**Assigned task**
Which lines of the data contain the string "Boot"? Show each of them.

**Records for this task**
....

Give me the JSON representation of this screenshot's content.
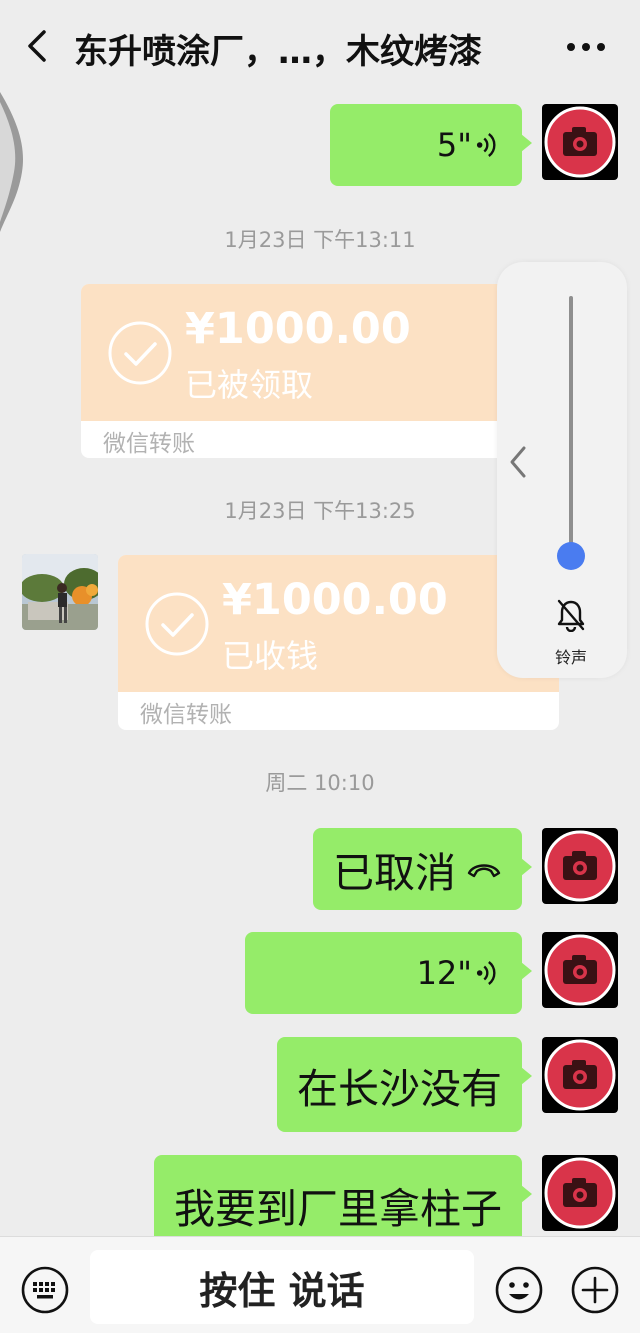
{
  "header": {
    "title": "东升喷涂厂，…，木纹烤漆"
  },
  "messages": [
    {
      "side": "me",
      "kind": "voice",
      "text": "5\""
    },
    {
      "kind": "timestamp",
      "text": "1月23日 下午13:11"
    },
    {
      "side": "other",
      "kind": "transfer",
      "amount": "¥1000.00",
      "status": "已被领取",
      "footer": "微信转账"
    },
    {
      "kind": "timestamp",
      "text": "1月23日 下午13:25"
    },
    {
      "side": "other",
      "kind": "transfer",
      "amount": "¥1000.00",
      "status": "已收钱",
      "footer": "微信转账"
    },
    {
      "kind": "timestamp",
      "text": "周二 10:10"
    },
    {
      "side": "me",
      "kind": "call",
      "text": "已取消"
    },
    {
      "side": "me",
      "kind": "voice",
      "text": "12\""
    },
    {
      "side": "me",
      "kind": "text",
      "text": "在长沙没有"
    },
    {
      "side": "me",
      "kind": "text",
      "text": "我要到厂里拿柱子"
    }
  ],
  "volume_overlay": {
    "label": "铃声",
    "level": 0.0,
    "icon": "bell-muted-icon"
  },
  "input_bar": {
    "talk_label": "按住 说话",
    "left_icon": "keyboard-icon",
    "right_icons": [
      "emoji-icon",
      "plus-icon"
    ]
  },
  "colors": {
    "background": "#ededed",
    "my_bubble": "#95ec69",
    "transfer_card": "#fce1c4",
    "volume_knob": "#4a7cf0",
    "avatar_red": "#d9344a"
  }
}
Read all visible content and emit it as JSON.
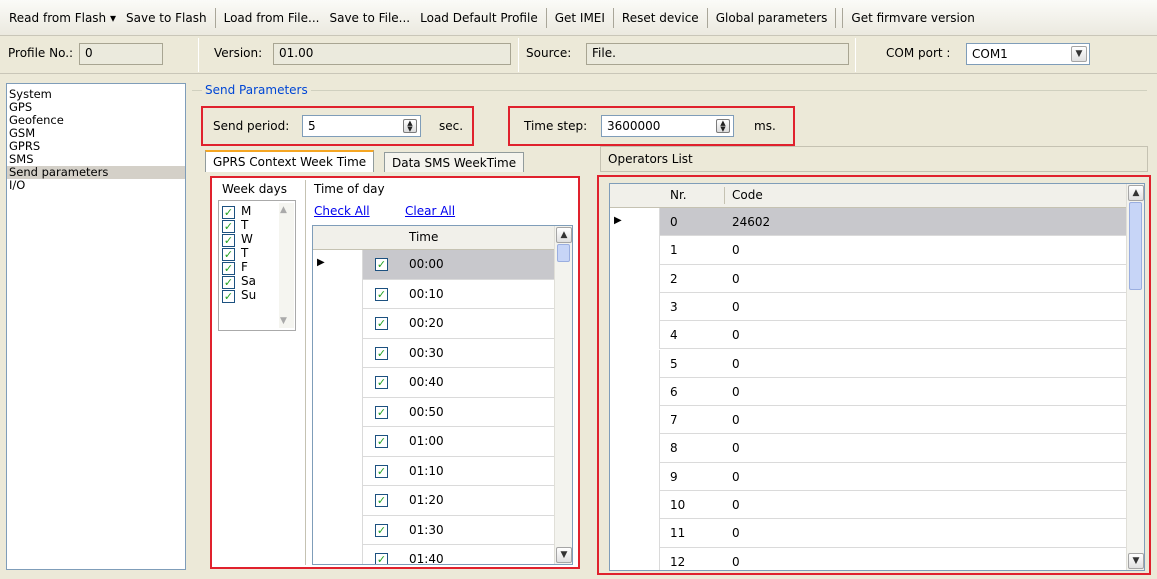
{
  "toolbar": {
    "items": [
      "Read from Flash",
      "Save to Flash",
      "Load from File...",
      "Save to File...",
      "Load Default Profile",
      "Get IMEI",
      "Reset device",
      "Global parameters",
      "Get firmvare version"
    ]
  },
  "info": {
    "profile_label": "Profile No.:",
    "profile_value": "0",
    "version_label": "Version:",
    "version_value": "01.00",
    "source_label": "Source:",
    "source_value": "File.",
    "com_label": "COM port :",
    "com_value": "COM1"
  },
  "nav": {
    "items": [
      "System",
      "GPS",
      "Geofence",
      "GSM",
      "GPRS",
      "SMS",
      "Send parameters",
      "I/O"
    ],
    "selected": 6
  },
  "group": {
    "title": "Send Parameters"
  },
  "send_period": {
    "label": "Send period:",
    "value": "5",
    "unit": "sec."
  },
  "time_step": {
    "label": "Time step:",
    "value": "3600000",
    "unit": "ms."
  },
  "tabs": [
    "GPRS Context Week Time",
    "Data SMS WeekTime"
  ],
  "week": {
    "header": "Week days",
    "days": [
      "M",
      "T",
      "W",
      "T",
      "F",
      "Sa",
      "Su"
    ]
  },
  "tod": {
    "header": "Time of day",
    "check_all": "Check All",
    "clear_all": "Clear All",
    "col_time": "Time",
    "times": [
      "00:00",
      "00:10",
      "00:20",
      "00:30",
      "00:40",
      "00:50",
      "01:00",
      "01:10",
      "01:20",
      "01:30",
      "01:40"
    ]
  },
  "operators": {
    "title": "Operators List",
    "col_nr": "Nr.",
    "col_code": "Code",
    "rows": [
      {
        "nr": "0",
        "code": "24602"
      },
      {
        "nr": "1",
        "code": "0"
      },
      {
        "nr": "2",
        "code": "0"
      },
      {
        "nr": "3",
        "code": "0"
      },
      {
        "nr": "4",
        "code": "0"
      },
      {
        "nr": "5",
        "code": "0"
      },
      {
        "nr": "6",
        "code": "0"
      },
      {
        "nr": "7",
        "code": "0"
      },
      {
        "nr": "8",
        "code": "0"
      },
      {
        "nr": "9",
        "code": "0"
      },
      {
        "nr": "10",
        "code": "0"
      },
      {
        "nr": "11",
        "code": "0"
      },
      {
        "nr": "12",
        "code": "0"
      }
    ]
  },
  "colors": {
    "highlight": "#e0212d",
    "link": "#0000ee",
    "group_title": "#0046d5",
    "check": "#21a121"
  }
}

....

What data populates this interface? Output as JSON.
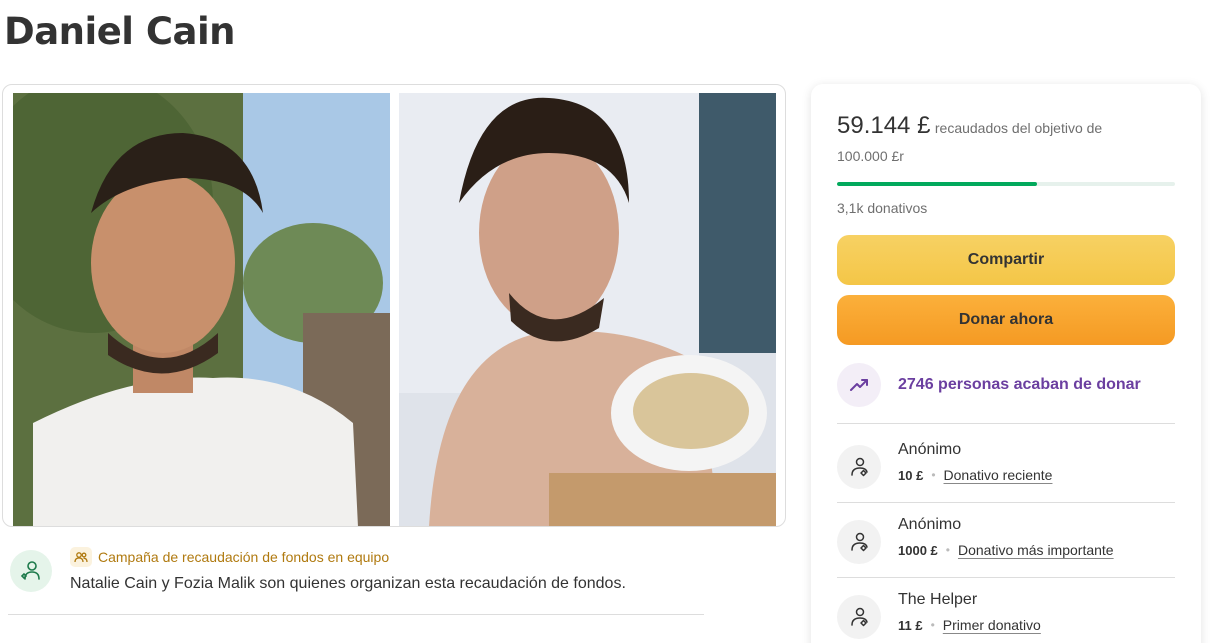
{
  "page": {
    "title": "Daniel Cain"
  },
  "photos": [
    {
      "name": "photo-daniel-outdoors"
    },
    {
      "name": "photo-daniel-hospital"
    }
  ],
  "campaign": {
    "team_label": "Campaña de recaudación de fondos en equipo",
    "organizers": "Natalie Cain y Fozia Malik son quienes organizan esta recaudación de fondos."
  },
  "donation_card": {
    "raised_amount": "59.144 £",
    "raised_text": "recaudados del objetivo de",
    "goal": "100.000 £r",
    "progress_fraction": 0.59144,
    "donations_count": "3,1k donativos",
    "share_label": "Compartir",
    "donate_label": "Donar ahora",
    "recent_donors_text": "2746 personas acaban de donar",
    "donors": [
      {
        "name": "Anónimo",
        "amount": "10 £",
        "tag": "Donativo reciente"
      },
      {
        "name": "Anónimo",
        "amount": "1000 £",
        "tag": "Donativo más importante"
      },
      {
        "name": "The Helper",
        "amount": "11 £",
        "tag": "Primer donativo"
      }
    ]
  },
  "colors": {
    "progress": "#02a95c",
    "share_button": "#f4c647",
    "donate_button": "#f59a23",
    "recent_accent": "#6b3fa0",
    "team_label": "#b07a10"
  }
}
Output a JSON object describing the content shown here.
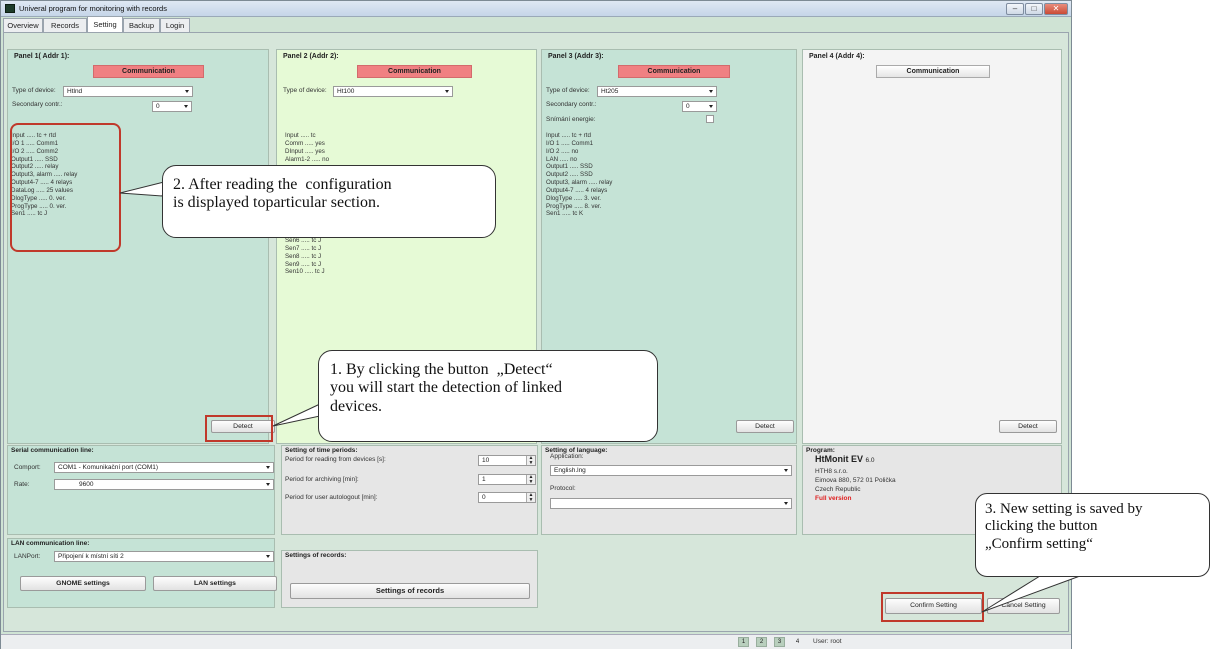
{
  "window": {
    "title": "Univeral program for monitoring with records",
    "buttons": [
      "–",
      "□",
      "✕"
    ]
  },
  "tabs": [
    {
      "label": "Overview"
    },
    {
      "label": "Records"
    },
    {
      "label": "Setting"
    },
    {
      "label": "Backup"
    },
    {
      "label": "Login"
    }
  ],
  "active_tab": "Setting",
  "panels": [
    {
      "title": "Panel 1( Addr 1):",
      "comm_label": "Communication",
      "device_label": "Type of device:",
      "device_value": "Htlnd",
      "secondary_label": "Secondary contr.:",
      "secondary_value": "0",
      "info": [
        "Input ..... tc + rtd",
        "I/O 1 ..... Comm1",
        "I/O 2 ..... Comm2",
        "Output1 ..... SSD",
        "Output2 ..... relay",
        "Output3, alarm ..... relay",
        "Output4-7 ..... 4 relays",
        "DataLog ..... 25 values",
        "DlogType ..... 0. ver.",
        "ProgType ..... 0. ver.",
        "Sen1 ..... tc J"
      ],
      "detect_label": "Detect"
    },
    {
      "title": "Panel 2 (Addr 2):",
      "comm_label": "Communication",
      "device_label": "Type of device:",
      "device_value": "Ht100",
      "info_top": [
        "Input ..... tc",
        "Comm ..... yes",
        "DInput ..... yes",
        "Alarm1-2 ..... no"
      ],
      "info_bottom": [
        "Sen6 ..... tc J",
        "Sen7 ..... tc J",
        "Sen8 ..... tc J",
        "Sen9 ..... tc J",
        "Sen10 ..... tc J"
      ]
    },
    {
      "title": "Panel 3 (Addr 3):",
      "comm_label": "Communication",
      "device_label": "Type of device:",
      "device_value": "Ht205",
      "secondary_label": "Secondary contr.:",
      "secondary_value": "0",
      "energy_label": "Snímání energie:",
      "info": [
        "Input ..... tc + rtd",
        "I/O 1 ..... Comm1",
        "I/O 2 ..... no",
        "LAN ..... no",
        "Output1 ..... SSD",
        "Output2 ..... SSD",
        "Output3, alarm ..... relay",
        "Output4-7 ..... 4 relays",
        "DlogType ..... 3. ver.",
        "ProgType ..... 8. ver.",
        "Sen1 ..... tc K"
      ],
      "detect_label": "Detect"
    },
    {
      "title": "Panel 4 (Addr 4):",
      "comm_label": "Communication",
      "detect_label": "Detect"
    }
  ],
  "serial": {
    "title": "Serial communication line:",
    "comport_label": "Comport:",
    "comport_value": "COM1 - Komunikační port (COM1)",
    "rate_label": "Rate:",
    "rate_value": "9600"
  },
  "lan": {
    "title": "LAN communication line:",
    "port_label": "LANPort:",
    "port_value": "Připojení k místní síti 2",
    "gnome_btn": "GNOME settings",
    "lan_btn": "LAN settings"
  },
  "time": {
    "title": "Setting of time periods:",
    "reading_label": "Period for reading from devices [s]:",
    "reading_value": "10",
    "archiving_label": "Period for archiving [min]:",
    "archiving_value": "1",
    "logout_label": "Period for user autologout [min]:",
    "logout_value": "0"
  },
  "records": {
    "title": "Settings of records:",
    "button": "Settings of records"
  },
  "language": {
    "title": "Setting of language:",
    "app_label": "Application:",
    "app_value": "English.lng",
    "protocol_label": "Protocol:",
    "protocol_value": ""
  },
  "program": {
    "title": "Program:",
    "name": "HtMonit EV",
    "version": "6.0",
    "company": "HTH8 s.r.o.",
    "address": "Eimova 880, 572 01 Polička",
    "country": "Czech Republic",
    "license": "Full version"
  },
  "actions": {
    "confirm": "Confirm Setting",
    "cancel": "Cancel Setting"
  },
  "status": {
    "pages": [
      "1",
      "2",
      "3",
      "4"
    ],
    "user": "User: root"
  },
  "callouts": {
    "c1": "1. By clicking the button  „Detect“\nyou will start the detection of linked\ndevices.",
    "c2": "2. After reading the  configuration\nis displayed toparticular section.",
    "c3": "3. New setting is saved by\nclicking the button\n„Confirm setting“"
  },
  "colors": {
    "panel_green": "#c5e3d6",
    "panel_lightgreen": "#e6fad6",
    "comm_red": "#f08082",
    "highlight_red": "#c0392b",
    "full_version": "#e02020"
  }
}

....

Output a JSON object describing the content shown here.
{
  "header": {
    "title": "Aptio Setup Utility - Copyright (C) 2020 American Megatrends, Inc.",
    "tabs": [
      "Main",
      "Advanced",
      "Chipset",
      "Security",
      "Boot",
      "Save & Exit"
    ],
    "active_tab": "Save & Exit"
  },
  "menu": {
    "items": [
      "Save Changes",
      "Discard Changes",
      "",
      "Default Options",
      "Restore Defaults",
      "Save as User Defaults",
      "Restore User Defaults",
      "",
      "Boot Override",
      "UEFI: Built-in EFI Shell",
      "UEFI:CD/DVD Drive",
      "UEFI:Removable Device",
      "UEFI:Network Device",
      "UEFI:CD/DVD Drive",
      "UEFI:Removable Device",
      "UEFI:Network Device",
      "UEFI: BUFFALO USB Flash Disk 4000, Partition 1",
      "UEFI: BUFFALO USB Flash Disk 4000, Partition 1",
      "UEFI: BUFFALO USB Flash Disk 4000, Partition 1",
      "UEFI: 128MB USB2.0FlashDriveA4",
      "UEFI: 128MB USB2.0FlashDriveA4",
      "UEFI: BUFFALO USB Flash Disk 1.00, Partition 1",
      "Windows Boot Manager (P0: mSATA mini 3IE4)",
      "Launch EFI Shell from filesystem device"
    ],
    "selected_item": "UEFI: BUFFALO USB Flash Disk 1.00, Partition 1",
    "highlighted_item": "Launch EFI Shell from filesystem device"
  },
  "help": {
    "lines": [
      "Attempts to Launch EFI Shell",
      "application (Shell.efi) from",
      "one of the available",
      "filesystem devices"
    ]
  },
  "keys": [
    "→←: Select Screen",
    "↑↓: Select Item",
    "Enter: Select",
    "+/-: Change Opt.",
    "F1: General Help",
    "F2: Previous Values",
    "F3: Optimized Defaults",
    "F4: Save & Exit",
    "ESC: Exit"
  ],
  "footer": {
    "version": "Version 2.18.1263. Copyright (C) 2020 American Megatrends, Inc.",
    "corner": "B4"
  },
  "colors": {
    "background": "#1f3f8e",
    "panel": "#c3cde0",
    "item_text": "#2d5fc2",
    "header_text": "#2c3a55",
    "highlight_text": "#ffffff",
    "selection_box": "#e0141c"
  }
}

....

**Exercise solution**
      "Boot",
      "Boot Override",
      "Windows Boot Manager (P0: mSATA mini 3IE4)",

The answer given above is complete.